Component data from apps and pages

[Start of Attachment]

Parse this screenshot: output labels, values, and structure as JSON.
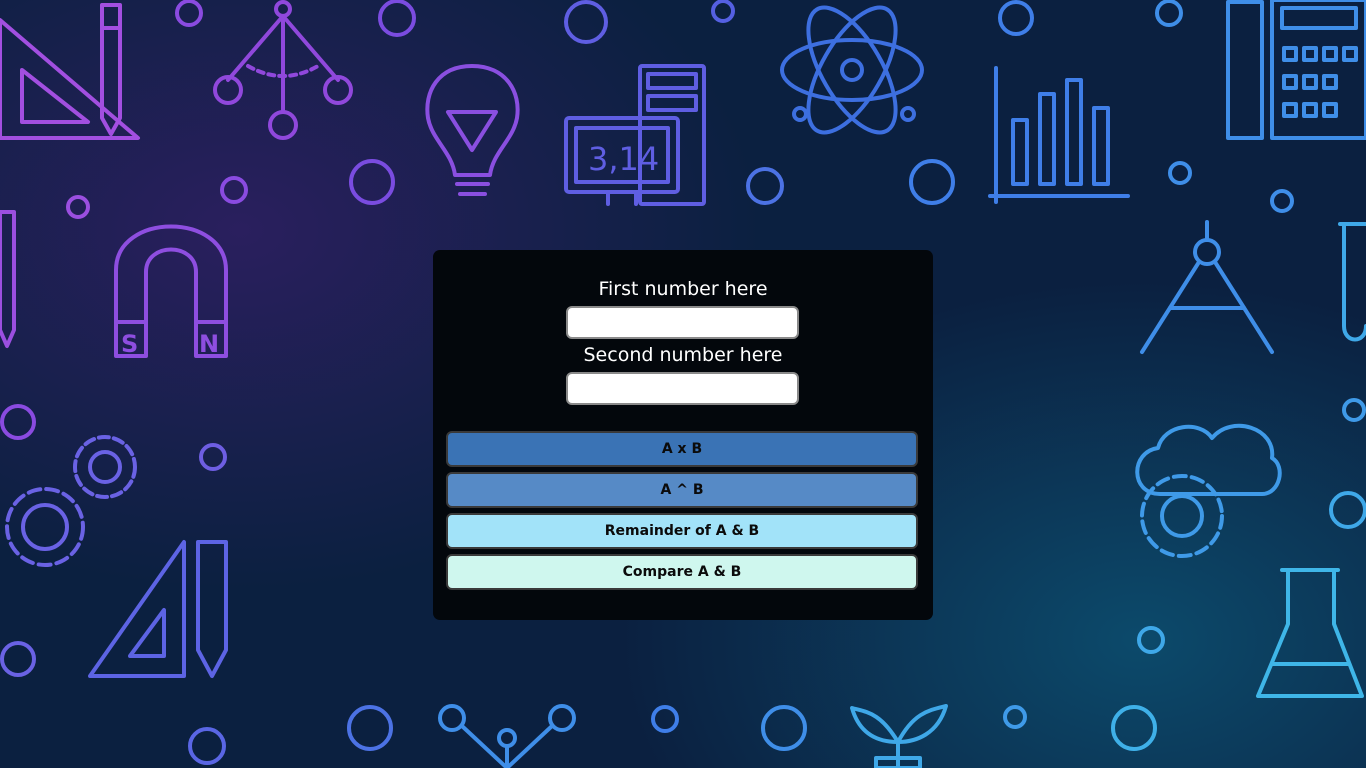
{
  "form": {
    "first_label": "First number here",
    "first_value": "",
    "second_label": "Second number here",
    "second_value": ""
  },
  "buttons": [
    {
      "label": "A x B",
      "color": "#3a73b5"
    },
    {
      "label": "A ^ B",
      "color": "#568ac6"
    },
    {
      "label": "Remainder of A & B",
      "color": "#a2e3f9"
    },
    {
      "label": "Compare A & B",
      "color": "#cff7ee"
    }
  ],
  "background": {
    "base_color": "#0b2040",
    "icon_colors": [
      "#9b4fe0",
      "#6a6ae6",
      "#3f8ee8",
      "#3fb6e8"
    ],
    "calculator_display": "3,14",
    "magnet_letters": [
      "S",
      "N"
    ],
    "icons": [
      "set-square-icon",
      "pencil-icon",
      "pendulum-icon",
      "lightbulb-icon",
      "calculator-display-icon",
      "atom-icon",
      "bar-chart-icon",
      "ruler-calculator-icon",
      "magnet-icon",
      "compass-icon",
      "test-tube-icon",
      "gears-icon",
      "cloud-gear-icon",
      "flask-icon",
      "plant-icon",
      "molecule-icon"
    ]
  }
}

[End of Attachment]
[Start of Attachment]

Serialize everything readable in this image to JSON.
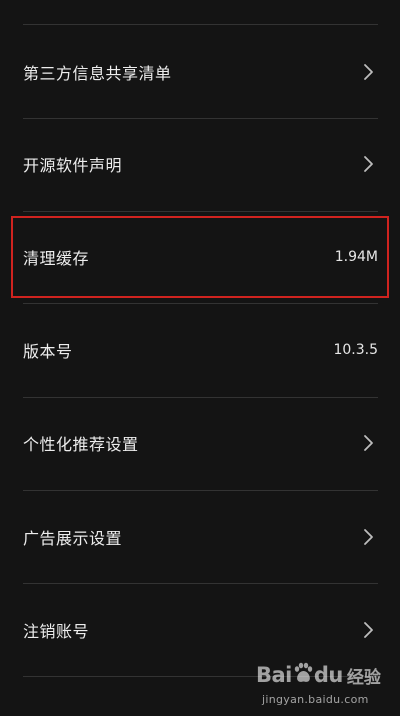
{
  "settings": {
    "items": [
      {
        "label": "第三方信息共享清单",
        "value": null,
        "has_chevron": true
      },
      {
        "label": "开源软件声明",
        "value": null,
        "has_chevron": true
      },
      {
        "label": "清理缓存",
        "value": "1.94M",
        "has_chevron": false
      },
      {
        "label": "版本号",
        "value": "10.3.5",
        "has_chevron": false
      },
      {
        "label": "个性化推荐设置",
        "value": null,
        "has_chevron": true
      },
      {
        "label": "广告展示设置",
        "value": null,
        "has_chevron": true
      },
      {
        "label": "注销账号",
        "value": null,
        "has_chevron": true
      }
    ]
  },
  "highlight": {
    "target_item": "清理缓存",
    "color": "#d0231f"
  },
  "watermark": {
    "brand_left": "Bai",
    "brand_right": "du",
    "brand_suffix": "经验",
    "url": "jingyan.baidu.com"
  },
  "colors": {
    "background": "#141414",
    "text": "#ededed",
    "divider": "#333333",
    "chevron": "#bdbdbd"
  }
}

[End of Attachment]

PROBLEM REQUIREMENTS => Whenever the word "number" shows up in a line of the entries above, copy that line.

TASK OUTPUT =>
    "first_label": "First number here",
    "second_label": "Second number here",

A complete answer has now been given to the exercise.